Other races I saw bits of...

SB's Kieren Cox got a nice 3rd in the 4's race. He gave credit to our Tuesday lunch-time rides for getting him fit enough to stay up front. Sure that helps, but all his racing at the velodrome probably did more for his ability to keep that position than anything else. 14-year-old Brandon survived a harrowing crash all around him to finish in one piece also.

The pro women's race was a clinic put on by the Cheerwine team with occasional-SB-resident Laura Van Gilder taking the win. Once again, any SB folks she's beaten in the polo-fields sprint... don't feel bad. That woman is FAST!

35+ was a field sprint. blah, blah, blah.

The pro race...

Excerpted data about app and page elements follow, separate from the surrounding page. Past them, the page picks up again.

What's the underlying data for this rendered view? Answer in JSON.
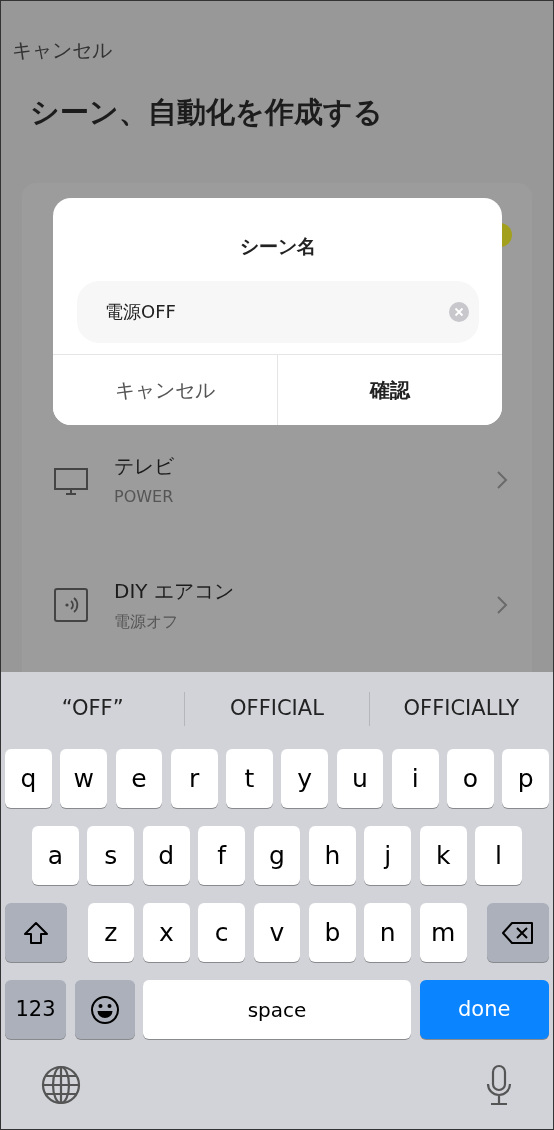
{
  "header": {
    "back_label": "キャンセル",
    "title": "シーン、自動化を作成する"
  },
  "actions": [
    {
      "device": "テレビ",
      "command": "POWER",
      "kind": "tv"
    },
    {
      "device": "DIY エアコン",
      "command": "電源オフ",
      "kind": "remote"
    }
  ],
  "dialog": {
    "title": "シーン名",
    "value": "電源OFF",
    "buttons": [
      {
        "label": "キャンセル",
        "kind": "cancel"
      },
      {
        "label": "確認",
        "kind": "confirm"
      }
    ]
  },
  "keyboard": {
    "suggestions": [
      "“OFF”",
      "OFFICIAL",
      "OFFICIALLY"
    ],
    "rows": [
      [
        {
          "kind": "letter",
          "label": "q"
        },
        {
          "kind": "letter",
          "label": "w"
        },
        {
          "kind": "letter",
          "label": "e"
        },
        {
          "kind": "letter",
          "label": "r"
        },
        {
          "kind": "letter",
          "label": "t"
        },
        {
          "kind": "letter",
          "label": "y"
        },
        {
          "kind": "letter",
          "label": "u"
        },
        {
          "kind": "letter",
          "label": "i"
        },
        {
          "kind": "letter",
          "label": "o"
        },
        {
          "kind": "letter",
          "label": "p"
        }
      ],
      [
        {
          "kind": "letter",
          "label": "a"
        },
        {
          "kind": "letter",
          "label": "s"
        },
        {
          "kind": "letter",
          "label": "d"
        },
        {
          "kind": "letter",
          "label": "f"
        },
        {
          "kind": "letter",
          "label": "g"
        },
        {
          "kind": "letter",
          "label": "h"
        },
        {
          "kind": "letter",
          "label": "j"
        },
        {
          "kind": "letter",
          "label": "k"
        },
        {
          "kind": "letter",
          "label": "l"
        }
      ],
      [
        {
          "kind": "shift"
        },
        {
          "kind": "letter",
          "label": "z"
        },
        {
          "kind": "letter",
          "label": "x"
        },
        {
          "kind": "letter",
          "label": "c"
        },
        {
          "kind": "letter",
          "label": "v"
        },
        {
          "kind": "letter",
          "label": "b"
        },
        {
          "kind": "letter",
          "label": "n"
        },
        {
          "kind": "letter",
          "label": "m"
        },
        {
          "kind": "backspace"
        }
      ]
    ],
    "bottom_keys": [
      {
        "kind": "numbers",
        "label": "123"
      },
      {
        "kind": "emoji"
      },
      {
        "kind": "space",
        "label": "space"
      },
      {
        "kind": "done",
        "label": "done"
      }
    ]
  }
}
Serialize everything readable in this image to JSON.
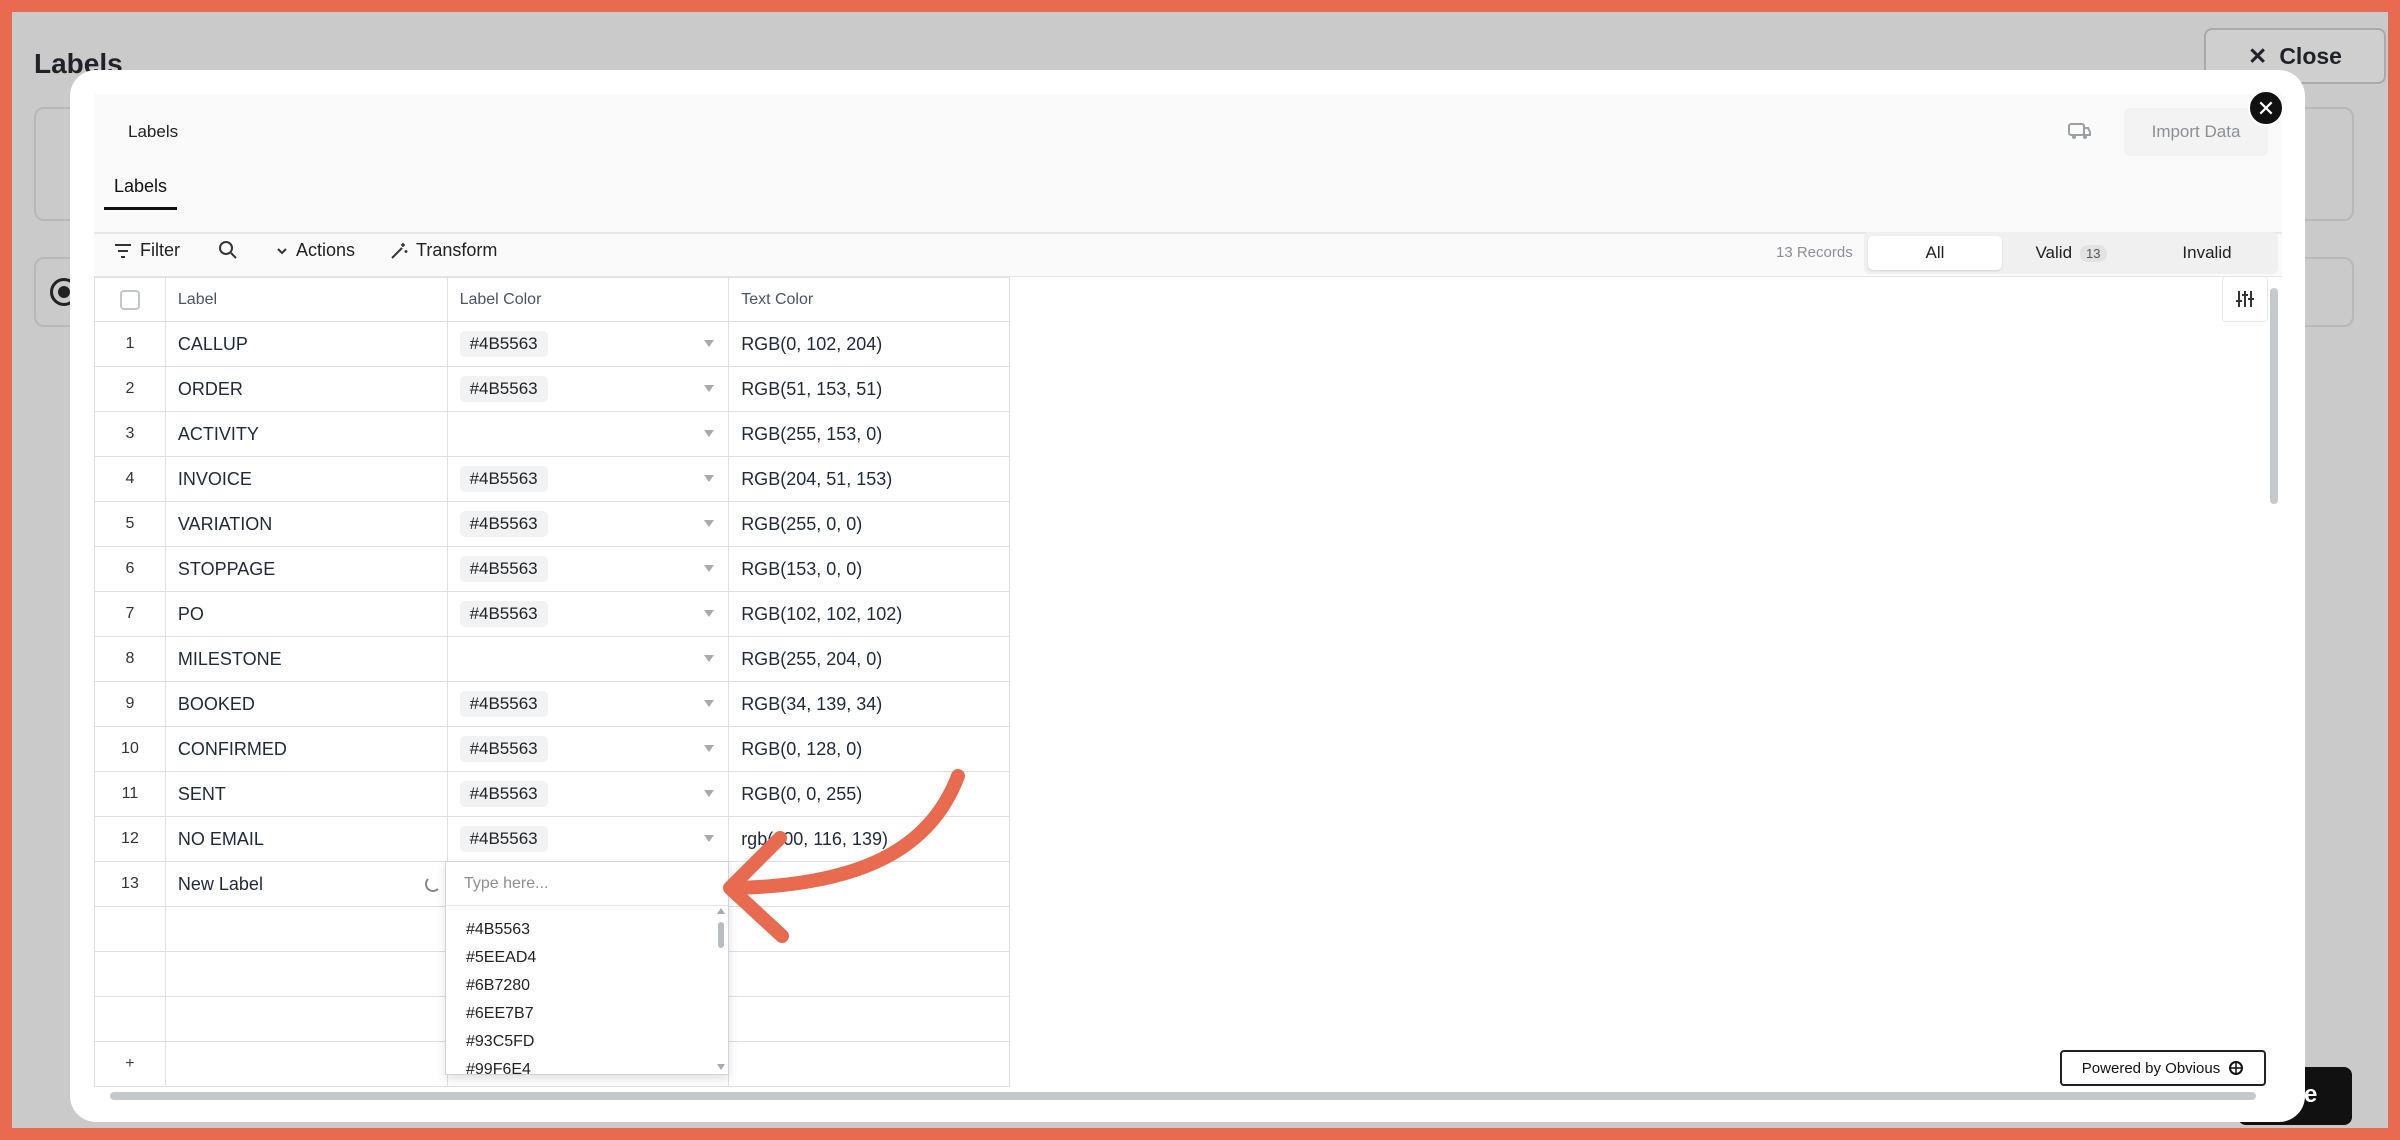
{
  "background": {
    "title": "Labels",
    "close_label": "Close",
    "button_partial_label": "e"
  },
  "modal": {
    "header_title": "Labels",
    "import_label": "Import Data",
    "tab_label": "Labels"
  },
  "toolbar": {
    "filter_label": "Filter",
    "actions_label": "Actions",
    "transform_label": "Transform",
    "records_count": "13 Records",
    "segments": {
      "all": "All",
      "valid": "Valid",
      "valid_count": "13",
      "invalid": "Invalid"
    }
  },
  "grid": {
    "columns": [
      "Label",
      "Label Color",
      "Text Color"
    ],
    "rows": [
      {
        "idx": "1",
        "label": "CALLUP",
        "color": "#4B5563",
        "text": "RGB(0, 102, 204)"
      },
      {
        "idx": "2",
        "label": "ORDER",
        "color": "#4B5563",
        "text": "RGB(51, 153, 51)"
      },
      {
        "idx": "3",
        "label": "ACTIVITY",
        "color": "",
        "text": "RGB(255, 153, 0)"
      },
      {
        "idx": "4",
        "label": "INVOICE",
        "color": "#4B5563",
        "text": "RGB(204, 51, 153)"
      },
      {
        "idx": "5",
        "label": "VARIATION",
        "color": "#4B5563",
        "text": "RGB(255, 0, 0)"
      },
      {
        "idx": "6",
        "label": "STOPPAGE",
        "color": "#4B5563",
        "text": "RGB(153, 0, 0)"
      },
      {
        "idx": "7",
        "label": "PO",
        "color": "#4B5563",
        "text": "RGB(102, 102, 102)"
      },
      {
        "idx": "8",
        "label": "MILESTONE",
        "color": "",
        "text": "RGB(255, 204, 0)"
      },
      {
        "idx": "9",
        "label": "BOOKED",
        "color": "#4B5563",
        "text": "RGB(34, 139, 34)"
      },
      {
        "idx": "10",
        "label": "CONFIRMED",
        "color": "#4B5563",
        "text": "RGB(0, 128, 0)"
      },
      {
        "idx": "11",
        "label": "SENT",
        "color": "#4B5563",
        "text": "RGB(0, 0, 255)"
      },
      {
        "idx": "12",
        "label": "NO EMAIL",
        "color": "#4B5563",
        "text": "rgb(100, 116, 139)"
      },
      {
        "idx": "13",
        "label": "New Label",
        "color": "",
        "text": ""
      }
    ],
    "add_row": "+"
  },
  "dropdown": {
    "placeholder": "Type here...",
    "options": [
      "#4B5563",
      "#5EEAD4",
      "#6B7280",
      "#6EE7B7",
      "#93C5FD",
      "#99F6E4"
    ]
  },
  "footer": {
    "powered_by": "Powered by Obvious"
  },
  "colors": {
    "frame": "#e96b4f",
    "annotation_arrow": "#e96b4f",
    "overlay": "#cacaca"
  }
}
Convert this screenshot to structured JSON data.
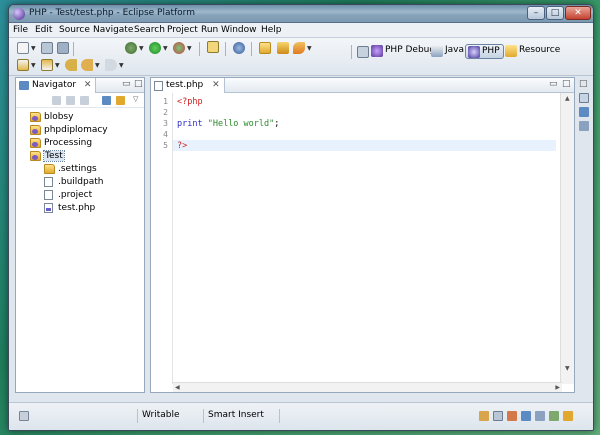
{
  "window": {
    "title": "PHP - Test/test.php - Eclipse Platform",
    "buttons": {
      "minimize": "–",
      "maximize": "□",
      "close": "✕"
    }
  },
  "menu": [
    {
      "label": "File"
    },
    {
      "label": "Edit"
    },
    {
      "label": "Source"
    },
    {
      "label": "Navigate"
    },
    {
      "label": "Search"
    },
    {
      "label": "Project"
    },
    {
      "label": "Run"
    },
    {
      "label": "Window"
    },
    {
      "label": "Help"
    }
  ],
  "perspectives": [
    {
      "label": "PHP Debug",
      "icon": "debug-perspective-icon"
    },
    {
      "label": "Java",
      "icon": "java-perspective-icon"
    },
    {
      "label": "PHP",
      "icon": "php-perspective-icon",
      "active": true
    },
    {
      "label": "Resource",
      "icon": "resource-perspective-icon"
    }
  ],
  "navigator": {
    "tab_label": "Navigator",
    "tab_close": "✕",
    "tree": [
      {
        "label": "blobsy",
        "type": "project",
        "depth": 0
      },
      {
        "label": "phpdiplomacy",
        "type": "project",
        "depth": 0
      },
      {
        "label": "Processing",
        "type": "project",
        "depth": 0
      },
      {
        "label": "Test",
        "type": "project",
        "depth": 0,
        "selected": true
      },
      {
        "label": ".settings",
        "type": "folder",
        "depth": 1
      },
      {
        "label": ".buildpath",
        "type": "file",
        "depth": 1
      },
      {
        "label": ".project",
        "type": "file",
        "depth": 1
      },
      {
        "label": "test.php",
        "type": "php-file",
        "depth": 1
      }
    ]
  },
  "editor": {
    "tab_label": "test.php",
    "tab_close": "✕",
    "current_line": 5,
    "lines": [
      {
        "num": "1",
        "tokens": [
          {
            "text": "<?php",
            "color": "#cc2222"
          }
        ]
      },
      {
        "num": "2",
        "tokens": []
      },
      {
        "num": "3",
        "tokens": [
          {
            "text": "print",
            "color": "#2d2dc8"
          },
          {
            "text": " ",
            "color": "#000000"
          },
          {
            "text": "\"Hello world\"",
            "color": "#2a8a2a"
          },
          {
            "text": ";",
            "color": "#000000"
          }
        ]
      },
      {
        "num": "4",
        "tokens": []
      },
      {
        "num": "5",
        "tokens": [
          {
            "text": "?>",
            "color": "#cc2222"
          }
        ]
      }
    ]
  },
  "statusbar": {
    "mode": "Writable",
    "insert": "Smart Insert"
  },
  "colors": {
    "keyword_php_tag": "#cc2222",
    "keyword": "#2d2dc8",
    "string": "#2a8a2a",
    "current_line_bg": "#e8f2fe",
    "selection_bg": "#dbe6f3"
  }
}
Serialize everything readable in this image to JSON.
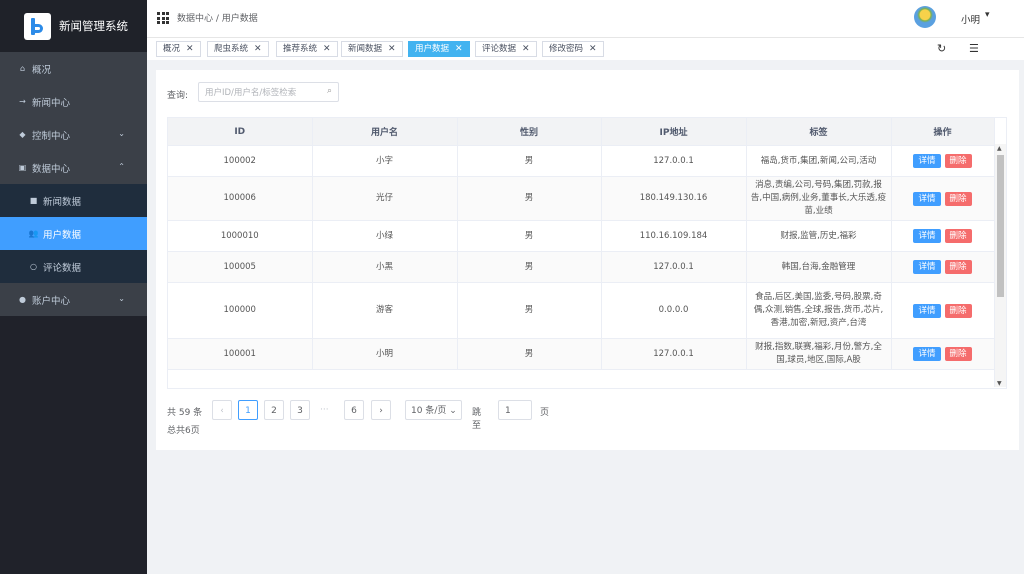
{
  "app": {
    "title": "新闻管理系统"
  },
  "sidebar": {
    "items": [
      {
        "label": "概况",
        "icon": "home-icon"
      },
      {
        "label": "新闻中心",
        "icon": "arrow-right-icon"
      },
      {
        "label": "控制中心",
        "icon": "cube-icon"
      },
      {
        "label": "数据中心",
        "icon": "database-icon"
      },
      {
        "label": "新闻数据",
        "icon": "table-icon"
      },
      {
        "label": "用户数据",
        "icon": "users-icon"
      },
      {
        "label": "评论数据",
        "icon": "comment-icon"
      },
      {
        "label": "账户中心",
        "icon": "account-icon"
      }
    ]
  },
  "header": {
    "breadcrumb": "数据中心 / 用户数据",
    "username": "小明"
  },
  "tabs": [
    "概况",
    "爬虫系统",
    "推荐系统",
    "新闻数据",
    "用户数据",
    "评论数据",
    "修改密码"
  ],
  "query": {
    "label": "查询:",
    "placeholder": "用户ID/用户名/标签检索",
    "value": ""
  },
  "table": {
    "columns": [
      "ID",
      "用户名",
      "性别",
      "IP地址",
      "标签",
      "操作"
    ],
    "rows": [
      {
        "id": "100002",
        "name": "小字",
        "gender": "男",
        "ip": "127.0.0.1",
        "tags": "福岛,货币,集团,新闻,公司,活动"
      },
      {
        "id": "100006",
        "name": "光仔",
        "gender": "男",
        "ip": "180.149.130.16",
        "tags": "消息,责编,公司,号码,集团,罚款,报告,中国,病例,业务,董事长,大乐透,疫苗,业绩"
      },
      {
        "id": "1000010",
        "name": "小绿",
        "gender": "男",
        "ip": "110.16.109.184",
        "tags": "财报,监管,历史,福彩"
      },
      {
        "id": "100005",
        "name": "小黑",
        "gender": "男",
        "ip": "127.0.0.1",
        "tags": "韩国,台海,金融管理"
      },
      {
        "id": "100000",
        "name": "游客",
        "gender": "男",
        "ip": "0.0.0.0",
        "tags": "食品,后区,美国,监委,号码,股票,奇偶,众测,销售,全球,报告,货币,芯片,香港,加密,新冠,资产,台湾"
      },
      {
        "id": "100001",
        "name": "小明",
        "gender": "男",
        "ip": "127.0.0.1",
        "tags": "财报,指数,联赛,福彩,月份,警方,全国,球员,地区,国际,A股"
      }
    ],
    "detail_label": "详情",
    "delete_label": "删除"
  },
  "pager": {
    "total": "共 59 条",
    "pages": [
      "1",
      "2",
      "3",
      "6"
    ],
    "ellipsis": "···",
    "page_size": "10 条/页",
    "jump_label": "跳至",
    "jump_value": "1",
    "page_unit": "页",
    "page_count": "总共6页"
  }
}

This was an exciting one. I missed the early going as I cooled down and changed but when I got back, Daniel was off the front solo. What a horse. Hopefully his knee trouble is behind him and he can continue to put in these really exciting performances. BTW, his gap was starting to fade when they rung the bell for a $500 cash prime. He gutted it out one more lap and won it!

The field had a strong SoCal flavor with SuccessfulLiving, LaGrange, and the All-Star Fishes being very active, snagging primes and sending guys up the road. But the buzz from the crowd was all about Ivan Dominguez, who was tail-gunning every lap. When would Toyota-United bring him up and start trying to control the race?

SB's Adrian looked good and was often near the front. Sure would be nice if he were riding for our team instead of LaGrange...

Look at Neil Shirley leaning in the Spin Cycle!

Well, with a few laps remaining both Toyota United and Rock Racing started massing at the front. Tony Cruz, being VIP status, was allowed to hang up there too. Every one else... take a back seat. This would be a showdown between Bahati and Dominguez.

...and Bahati would take it!

For those who are really bored--and you must be if you've read this far--check out the full-length video coverage of the MBGP races at IBN Sports.